EXERCISE MATERIALS:
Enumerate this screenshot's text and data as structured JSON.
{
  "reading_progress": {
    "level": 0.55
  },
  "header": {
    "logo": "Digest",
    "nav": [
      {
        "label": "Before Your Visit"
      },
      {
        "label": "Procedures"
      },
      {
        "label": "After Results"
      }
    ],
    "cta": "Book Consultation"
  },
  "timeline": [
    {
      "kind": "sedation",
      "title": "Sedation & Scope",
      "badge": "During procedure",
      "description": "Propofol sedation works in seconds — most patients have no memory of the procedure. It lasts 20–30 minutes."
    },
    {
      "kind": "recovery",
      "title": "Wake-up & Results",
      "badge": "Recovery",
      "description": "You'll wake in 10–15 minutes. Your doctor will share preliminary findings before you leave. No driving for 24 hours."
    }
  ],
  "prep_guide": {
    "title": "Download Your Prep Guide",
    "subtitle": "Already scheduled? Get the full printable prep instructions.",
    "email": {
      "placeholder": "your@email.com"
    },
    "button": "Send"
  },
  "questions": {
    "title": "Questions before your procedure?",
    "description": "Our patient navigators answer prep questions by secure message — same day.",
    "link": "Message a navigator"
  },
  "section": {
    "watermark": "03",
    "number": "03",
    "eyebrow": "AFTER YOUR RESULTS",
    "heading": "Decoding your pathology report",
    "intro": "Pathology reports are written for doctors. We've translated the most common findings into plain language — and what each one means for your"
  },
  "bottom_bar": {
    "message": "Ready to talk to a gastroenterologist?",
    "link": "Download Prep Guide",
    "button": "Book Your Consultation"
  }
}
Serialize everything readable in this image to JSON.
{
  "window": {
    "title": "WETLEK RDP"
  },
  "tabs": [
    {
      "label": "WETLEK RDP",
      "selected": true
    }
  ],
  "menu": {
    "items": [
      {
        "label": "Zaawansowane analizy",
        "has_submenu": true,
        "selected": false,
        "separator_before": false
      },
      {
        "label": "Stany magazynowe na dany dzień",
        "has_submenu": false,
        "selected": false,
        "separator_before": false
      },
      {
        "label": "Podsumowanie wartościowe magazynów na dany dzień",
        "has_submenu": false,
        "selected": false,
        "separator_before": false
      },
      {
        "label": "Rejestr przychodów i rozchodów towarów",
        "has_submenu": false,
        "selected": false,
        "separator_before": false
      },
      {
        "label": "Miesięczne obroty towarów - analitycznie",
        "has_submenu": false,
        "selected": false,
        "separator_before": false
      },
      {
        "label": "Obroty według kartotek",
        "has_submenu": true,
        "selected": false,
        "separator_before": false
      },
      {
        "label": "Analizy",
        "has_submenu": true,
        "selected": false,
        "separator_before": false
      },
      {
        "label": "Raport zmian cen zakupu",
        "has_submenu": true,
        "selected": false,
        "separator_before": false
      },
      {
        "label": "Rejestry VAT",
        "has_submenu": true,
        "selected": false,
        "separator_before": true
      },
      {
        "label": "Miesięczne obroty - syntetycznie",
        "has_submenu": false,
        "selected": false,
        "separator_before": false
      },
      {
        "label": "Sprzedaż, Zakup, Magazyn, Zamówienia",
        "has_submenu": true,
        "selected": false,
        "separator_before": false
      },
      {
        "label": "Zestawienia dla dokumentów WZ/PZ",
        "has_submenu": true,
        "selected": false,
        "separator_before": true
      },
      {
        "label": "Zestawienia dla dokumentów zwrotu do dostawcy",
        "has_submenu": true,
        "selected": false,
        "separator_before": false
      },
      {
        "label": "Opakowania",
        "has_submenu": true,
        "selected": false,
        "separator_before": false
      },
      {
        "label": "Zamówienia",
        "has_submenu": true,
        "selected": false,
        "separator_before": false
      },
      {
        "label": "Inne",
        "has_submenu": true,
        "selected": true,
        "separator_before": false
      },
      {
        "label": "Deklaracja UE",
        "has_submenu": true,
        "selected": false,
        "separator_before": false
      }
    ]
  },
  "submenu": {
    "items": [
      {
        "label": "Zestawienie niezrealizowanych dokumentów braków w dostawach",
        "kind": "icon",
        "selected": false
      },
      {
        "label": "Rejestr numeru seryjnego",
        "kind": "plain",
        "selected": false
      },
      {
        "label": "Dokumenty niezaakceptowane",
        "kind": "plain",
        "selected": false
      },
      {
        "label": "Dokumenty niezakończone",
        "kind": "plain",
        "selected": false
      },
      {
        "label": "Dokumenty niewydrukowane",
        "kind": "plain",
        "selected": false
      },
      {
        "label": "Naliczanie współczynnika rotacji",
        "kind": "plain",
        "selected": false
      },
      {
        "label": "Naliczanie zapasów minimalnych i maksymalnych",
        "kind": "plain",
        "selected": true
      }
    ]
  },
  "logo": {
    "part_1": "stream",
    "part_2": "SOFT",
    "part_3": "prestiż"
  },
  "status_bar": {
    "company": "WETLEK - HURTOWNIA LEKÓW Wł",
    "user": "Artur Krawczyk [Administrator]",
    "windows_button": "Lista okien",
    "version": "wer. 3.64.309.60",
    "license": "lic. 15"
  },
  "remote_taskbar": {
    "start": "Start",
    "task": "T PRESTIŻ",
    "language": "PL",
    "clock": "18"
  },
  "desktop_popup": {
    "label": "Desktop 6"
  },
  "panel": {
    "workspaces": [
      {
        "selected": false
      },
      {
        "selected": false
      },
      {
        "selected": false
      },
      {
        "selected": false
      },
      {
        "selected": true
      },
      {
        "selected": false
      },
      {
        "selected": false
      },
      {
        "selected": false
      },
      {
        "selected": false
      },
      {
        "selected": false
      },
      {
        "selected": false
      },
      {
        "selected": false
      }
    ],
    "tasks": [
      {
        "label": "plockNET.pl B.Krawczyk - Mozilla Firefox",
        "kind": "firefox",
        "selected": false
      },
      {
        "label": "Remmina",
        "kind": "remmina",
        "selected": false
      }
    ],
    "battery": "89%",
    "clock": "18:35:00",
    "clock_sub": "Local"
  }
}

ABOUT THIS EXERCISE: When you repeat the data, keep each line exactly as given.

SOLUTION TO THIS PROBLEM:
Enumerate this screenshot's text and data as structured JSON.
{
  "reading_progress": {
    "level": 0.55
  },
  "header": {
    "logo": "Digest",
    "nav": [
      {
        "label": "Before Your Visit"
      },
      {
        "label": "Procedures"
      },
      {
        "label": "After Results"
      }
    ],
    "cta": "Book Consultation"
  },
  "timeline": [
    {
      "kind": "sedation",
      "title": "Sedation & Scope",
      "badge": "During procedure",
      "description": "Propofol sedation works in seconds — most patients have no memory of the procedure. It lasts 20–30 minutes."
    },
    {
      "kind": "recovery",
      "title": "Wake-up & Results",
      "badge": "Recovery",
      "description": "You'll wake in 10–15 minutes. Your doctor will share preliminary findings before you leave. No driving for 24 hours."
    }
  ],
  "prep_guide": {
    "title": "Download Your Prep Guide",
    "subtitle": "Already scheduled? Get the full printable prep instructions.",
    "email": {
      "placeholder": "your@email.com"
    },
    "button": "Send"
  },
  "questions": {
    "title": "Questions before your procedure?",
    "description": "Our patient navigators answer prep questions by secure message — same day.",
    "link": "Message a navigator"
  },
  "section": {
    "watermark": "03",
    "number": "03",
    "eyebrow": "AFTER YOUR RESULTS",
    "heading": "Decoding your pathology report",
    "intro": "Pathology reports are written for doctors. We've translated the most common findings into plain language — and what each one means for your"
  },
  "bottom_bar": {
    "message": "Ready to talk to a gastroenterologist?",
    "link": "Download Prep Guide",
    "button": "Book Your Consultation"
  }
}
Serialize everything readable in this image to JSON.
{
  "window": {
    "title": "WETLEK RDP"
  },
  "tabs": [
    {
      "label": "WETLEK RDP",
      "selected": true
    }
  ],
  "menu": {
    "items": [
      {
        "label": "Zaawansowane analizy",
        "has_submenu": true,
        "selected": false,
        "separator_before": false
      },
      {
        "label": "Stany magazynowe na dany dzień",
        "has_submenu": false,
        "selected": false,
        "separator_before": false
      },
      {
        "label": "Podsumowanie wartościowe magazynów na dany dzień",
        "has_submenu": false,
        "selected": false,
        "separator_before": false
      },
      {
        "label": "Rejestr przychodów i rozchodów towarów",
        "has_submenu": false,
        "selected": false,
        "separator_before": false
      },
      {
        "label": "Miesięczne obroty towarów - analitycznie",
        "has_submenu": false,
        "selected": false,
        "separator_before": false
      },
      {
        "label": "Obroty według kartotek",
        "has_submenu": true,
        "selected": false,
        "separator_before": false
      },
      {
        "label": "Analizy",
        "has_submenu": true,
        "selected": false,
        "separator_before": false
      },
      {
        "label": "Raport zmian cen zakupu",
        "has_submenu": true,
        "selected": false,
        "separator_before": false
      },
      {
        "label": "Rejestry VAT",
        "has_submenu": true,
        "selected": false,
        "separator_before": true
      },
      {
        "label": "Miesięczne obroty - syntetycznie",
        "has_submenu": false,
        "selected": false,
        "separator_before": false
      },
      {
        "label": "Sprzedaż, Zakup, Magazyn, Zamówienia",
        "has_submenu": true,
        "selected": false,
        "separator_before": false
      },
      {
        "label": "Zestawienia dla dokumentów WZ/PZ",
        "has_submenu": true,
        "selected": false,
        "separator_before": true
      },
      {
        "label": "Zestawienia dla dokumentów zwrotu do dostawcy",
        "has_submenu": true,
        "selected": false,
        "separator_before": false
      },
      {
        "label": "Opakowania",
        "has_submenu": true,
        "selected": false,
        "separator_before": false
      },
      {
        "label": "Zamówienia",
        "has_submenu": true,
        "selected": false,
        "separator_before": false
      },
      {
        "label": "Inne",
        "has_submenu": true,
        "selected": true,
        "separator_before": false
      },
      {
        "label": "Deklaracja UE",
        "has_submenu": true,
        "selected": false,
        "separator_before": false
      }
    ]
  },
  "submenu": {
    "items": [
      {
        "label": "Zestawienie niezrealizowanych dokumentów braków w dostawach",
        "kind": "icon",
        "selected": false
      },
      {
        "label": "Rejestr numeru seryjnego",
        "kind": "plain",
        "selected": false
      },
      {
        "label": "Dokumenty niezaakceptowane",
        "kind": "plain",
        "selected": false
      },
      {
        "label": "Dokumenty niezakończone",
        "kind": "plain",
        "selected": false
      },
      {
        "label": "Dokumenty niewydrukowane",
        "kind": "plain",
        "selected": false
      },
      {
        "label": "Naliczanie współczynnika rotacji",
        "kind": "plain",
        "selected": false
      },
      {
        "label": "Naliczanie zapasów minimalnych i maksymalnych",
        "kind": "plain",
        "selected": true
      }
    ]
  },
  "logo": {
    "part_1": "stream",
    "part_2": "SOFT",
    "part_3": "prestiż"
  },
  "status_bar": {
    "company": "WETLEK - HURTOWNIA LEKÓW Wł",
    "user": "Artur Krawczyk [Administrator]",
    "windows_button": "Lista okien",
    "version": "wer. 3.64.309.60",
    "license": "lic. 15"
  },
  "remote_taskbar": {
    "start": "Start",
    "task": "T PRESTIŻ",
    "language": "PL",
    "clock": "18"
  },
  "desktop_popup": {
    "label": "Desktop 6"
  },
  "panel": {
    "workspaces": [
      {
        "selected": false
      },
      {
        "selected": false
      },
      {
        "selected": false
      },
      {
        "selected": false
      },
      {
        "selected": true
      },
      {
        "selected": false
      },
      {
        "selected": false
      },
      {
        "selected": false
      },
      {
        "selected": false
      },
      {
        "selected": false
      },
      {
        "selected": false
      },
      {
        "selected": false
      }
    ],
    "tasks": [
      {
        "label": "plockNET.pl B.Krawczyk - Mozilla Firefox",
        "kind": "firefox",
        "selected": false
      },
      {
        "label": "Remmina",
        "kind": "remmina",
        "selected": false
      }
    ],
    "battery": "89%",
    "clock": "18:35:00",
    "clock_sub": "Local"
  }
}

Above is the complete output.